1. Don’t Allow The Pan To Stand Empty On The Burner All Day
It’s clear that yes you should heat your pan for a few minutes prior to sautéing or searing (if you’re reheating soup or steaming veggies, that’s an entirely different matter). Don’t cook your cooking fat until your pan is hot and ready.
The longer that the oil is on any hot surfaces, especially metal, the more it will be destroyed by extremely hot conditions, as well as being exposed to oxygen. When the oil is broken down, it becomes sticky and gummy. Even a tiny amount of this may cause sticking and residues that stick to the food.
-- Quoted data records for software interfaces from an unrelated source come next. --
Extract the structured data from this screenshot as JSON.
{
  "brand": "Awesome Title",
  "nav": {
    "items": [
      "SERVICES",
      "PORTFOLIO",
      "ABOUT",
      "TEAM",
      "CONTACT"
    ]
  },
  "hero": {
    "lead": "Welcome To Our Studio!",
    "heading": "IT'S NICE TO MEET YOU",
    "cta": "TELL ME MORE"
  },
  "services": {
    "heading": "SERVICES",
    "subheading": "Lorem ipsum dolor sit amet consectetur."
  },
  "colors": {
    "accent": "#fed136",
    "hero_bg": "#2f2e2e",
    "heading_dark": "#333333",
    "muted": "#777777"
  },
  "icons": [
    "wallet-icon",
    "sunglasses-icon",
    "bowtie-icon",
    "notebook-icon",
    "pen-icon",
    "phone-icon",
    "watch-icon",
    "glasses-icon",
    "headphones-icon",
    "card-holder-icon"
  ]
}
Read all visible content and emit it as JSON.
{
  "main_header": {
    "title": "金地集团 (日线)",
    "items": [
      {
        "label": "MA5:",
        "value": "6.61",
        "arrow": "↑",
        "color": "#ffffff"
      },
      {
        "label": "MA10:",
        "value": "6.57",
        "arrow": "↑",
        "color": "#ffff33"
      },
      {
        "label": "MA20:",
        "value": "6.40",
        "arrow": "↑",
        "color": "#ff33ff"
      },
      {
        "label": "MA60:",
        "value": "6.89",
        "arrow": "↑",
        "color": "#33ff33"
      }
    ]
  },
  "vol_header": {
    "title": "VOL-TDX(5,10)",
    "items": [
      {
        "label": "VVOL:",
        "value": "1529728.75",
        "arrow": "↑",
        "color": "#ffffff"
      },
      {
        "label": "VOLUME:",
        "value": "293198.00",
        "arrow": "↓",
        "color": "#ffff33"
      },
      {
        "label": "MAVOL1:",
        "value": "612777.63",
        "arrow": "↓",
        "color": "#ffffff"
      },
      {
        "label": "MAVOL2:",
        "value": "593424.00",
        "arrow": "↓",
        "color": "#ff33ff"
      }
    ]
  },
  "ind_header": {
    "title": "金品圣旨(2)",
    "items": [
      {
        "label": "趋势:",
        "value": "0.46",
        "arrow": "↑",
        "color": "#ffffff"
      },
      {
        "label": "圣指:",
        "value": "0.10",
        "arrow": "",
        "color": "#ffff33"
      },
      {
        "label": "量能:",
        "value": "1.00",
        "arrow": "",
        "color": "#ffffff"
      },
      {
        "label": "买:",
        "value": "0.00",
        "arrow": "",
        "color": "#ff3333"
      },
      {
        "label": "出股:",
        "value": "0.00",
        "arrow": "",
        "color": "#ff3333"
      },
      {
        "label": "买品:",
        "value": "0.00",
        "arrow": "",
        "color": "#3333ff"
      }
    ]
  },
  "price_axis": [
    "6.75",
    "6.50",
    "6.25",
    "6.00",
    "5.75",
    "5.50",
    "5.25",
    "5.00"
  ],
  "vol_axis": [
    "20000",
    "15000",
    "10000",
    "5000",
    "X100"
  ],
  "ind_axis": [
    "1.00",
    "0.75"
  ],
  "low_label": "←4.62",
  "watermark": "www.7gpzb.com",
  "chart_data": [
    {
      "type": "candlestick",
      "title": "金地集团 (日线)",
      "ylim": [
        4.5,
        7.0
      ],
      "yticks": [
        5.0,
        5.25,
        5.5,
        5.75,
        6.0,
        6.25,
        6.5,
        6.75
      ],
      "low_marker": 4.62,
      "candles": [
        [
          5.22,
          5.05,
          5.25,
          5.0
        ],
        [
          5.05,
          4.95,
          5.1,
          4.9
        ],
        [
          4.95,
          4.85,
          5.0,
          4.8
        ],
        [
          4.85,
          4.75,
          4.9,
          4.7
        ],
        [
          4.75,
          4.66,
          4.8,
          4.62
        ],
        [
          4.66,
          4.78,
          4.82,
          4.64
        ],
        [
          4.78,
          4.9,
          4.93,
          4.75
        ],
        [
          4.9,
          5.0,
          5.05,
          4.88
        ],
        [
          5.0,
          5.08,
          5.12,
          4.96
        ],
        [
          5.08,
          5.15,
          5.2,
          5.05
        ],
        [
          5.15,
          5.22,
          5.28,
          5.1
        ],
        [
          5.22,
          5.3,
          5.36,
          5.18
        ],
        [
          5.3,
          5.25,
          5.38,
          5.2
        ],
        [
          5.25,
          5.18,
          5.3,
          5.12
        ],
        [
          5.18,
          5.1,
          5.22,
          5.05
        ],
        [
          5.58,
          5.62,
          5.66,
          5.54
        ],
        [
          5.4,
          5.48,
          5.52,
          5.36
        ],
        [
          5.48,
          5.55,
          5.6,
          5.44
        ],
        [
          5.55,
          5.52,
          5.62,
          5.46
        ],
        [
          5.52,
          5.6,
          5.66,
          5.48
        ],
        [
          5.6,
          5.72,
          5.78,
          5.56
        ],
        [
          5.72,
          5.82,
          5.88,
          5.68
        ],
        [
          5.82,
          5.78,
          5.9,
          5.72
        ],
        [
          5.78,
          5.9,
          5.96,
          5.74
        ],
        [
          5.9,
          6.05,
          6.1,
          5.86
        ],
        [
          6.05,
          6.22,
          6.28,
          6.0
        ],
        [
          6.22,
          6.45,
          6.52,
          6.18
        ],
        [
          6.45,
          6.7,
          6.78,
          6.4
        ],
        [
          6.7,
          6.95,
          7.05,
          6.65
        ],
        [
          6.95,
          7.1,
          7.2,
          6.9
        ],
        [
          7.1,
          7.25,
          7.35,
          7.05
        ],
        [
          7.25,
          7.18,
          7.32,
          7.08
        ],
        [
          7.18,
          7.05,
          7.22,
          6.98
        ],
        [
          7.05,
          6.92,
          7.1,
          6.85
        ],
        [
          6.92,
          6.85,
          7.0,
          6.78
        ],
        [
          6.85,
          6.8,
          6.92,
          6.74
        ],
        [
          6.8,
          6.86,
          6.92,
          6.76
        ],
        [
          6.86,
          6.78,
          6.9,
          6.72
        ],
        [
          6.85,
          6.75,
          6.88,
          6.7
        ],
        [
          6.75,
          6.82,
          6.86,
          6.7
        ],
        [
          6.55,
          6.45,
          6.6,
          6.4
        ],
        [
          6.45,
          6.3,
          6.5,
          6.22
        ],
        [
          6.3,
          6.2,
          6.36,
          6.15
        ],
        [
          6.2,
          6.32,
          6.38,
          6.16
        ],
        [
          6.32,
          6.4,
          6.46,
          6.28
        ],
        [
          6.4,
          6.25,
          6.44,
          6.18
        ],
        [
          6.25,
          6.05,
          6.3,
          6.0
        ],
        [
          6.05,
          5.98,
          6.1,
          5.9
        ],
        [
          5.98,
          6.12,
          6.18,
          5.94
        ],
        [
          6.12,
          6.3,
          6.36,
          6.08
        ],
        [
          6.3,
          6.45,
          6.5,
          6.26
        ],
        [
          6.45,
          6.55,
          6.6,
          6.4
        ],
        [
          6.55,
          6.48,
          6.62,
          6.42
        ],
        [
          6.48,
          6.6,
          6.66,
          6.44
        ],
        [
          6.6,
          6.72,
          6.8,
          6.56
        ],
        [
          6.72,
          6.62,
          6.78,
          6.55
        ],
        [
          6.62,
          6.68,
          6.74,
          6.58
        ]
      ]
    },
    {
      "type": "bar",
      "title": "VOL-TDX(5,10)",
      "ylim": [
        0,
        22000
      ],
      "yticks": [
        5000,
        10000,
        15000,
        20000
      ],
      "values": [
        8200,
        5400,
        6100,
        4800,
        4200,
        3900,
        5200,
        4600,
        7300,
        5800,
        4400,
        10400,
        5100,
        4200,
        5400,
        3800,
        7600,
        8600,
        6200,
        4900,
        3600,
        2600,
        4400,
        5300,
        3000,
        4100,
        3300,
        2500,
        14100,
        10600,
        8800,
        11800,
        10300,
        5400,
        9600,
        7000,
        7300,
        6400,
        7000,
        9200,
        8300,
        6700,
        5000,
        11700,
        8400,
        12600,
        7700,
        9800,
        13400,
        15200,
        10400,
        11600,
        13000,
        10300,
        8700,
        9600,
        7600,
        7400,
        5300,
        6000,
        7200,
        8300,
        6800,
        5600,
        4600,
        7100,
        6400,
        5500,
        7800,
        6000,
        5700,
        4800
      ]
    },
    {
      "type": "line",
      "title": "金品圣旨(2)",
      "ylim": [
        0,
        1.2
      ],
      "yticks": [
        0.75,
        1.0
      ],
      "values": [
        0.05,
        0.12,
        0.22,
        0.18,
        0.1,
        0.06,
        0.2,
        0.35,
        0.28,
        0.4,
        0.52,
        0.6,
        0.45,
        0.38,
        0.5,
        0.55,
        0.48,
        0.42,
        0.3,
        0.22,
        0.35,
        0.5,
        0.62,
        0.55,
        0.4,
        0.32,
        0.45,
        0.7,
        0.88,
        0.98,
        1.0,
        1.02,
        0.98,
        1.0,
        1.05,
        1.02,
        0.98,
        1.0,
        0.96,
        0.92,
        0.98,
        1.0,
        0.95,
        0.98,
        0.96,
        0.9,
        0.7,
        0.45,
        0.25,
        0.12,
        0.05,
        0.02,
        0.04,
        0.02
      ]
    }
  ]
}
2. Do Not Use It On The Grill (Or In The Microwave)
The majority of stainless steel pans and pots are intended to be used in moderate temperatures and can withstand temperatures of up to 600-500 degrees Fahrenheit.
Grills have the potential to become much hotter than can cause warping and damage to the stainless steel. Unneeded heat that is too hot is the biggest enemy of cookware.
3. Don’t Use Cooking Sprays
The issue of cooking sprays lies in the fact that, while they only contain oil, they contain propellants, emulsifiers, as well as anti-foaming substances. Emulsifiers, particularly, tend to form a sticky, cooked-on coating. Cooking sprays can be extremely gummy and nearly impossible to remove away from the cooking pan. Make use of oil or butter instead!
4. Do Not Let Fats Get Too Hot. Their Point Of Ignition
In Cook’s Illustrated, when cooking fats are heated beyond their smoking point and their triglycerides are broken down, they break them down into free fatty acids that then polymerize into the form of a resin that is not soluble with water.
In essence, this is the way cast iron pans are seasoned; however, it’s not the best thing for sparkling stainless steel. If you’ve ever cooked in stainless steel and you’ve experienced the yellow, slightly sticky repercussions of this method. It’s pretty difficult to avoid this occurring all the time however; you’ll want to limit it to a minimum unless you’re prone to doing lots of cleaning.
5. Do Not Add Salt If The Water Is Still Cold
Every chef agrees that you should generously season the water you cook with when boiling vegetables or pasta to ensure that your food is flavorful and well-seasoned. The rule of thumb is to add salt so that it tastes as if it’s the sea.
But, it is important not to add salt too early because it can drop down to the floor of your pan. The result is tiny white dots, which are called salt pitting. When you add salt to the water when it’s at a boil the salt will dissolve immediately.
6. Do Not Use A Knife To Cut Anything In The Pan
You might need to do a tiny cut to check whether the meat is ready or perhaps you’ve realized that the pieces you’ve got aren’t enough and you’d like to cut the pieces in half. It’s tempting to avoid the cutting board altogether and grab your knife and cut it right by frying it in the pot.
7. Avoid Using Chlorine Bleach Or Oven Cleaners, Or Other Caustic Cleaners
It’s the worst choice you can make for the pan and knife. It will leave permanent marks on the pan. Apart from not looking attractive, the deep scratches can be difficult to remove. Additionally, it’s a great way to chip or bend the blade of your knife.
In the beginning, you can find this on clothing, countertop, or even your floor. However, the most important thing is that stainless steel pots such as bleach, chlorine, and oven cleaners can harm the coating of your kitchen and can cause scratches and cause more crevices and pitting that is even more difficult to clean up afterward.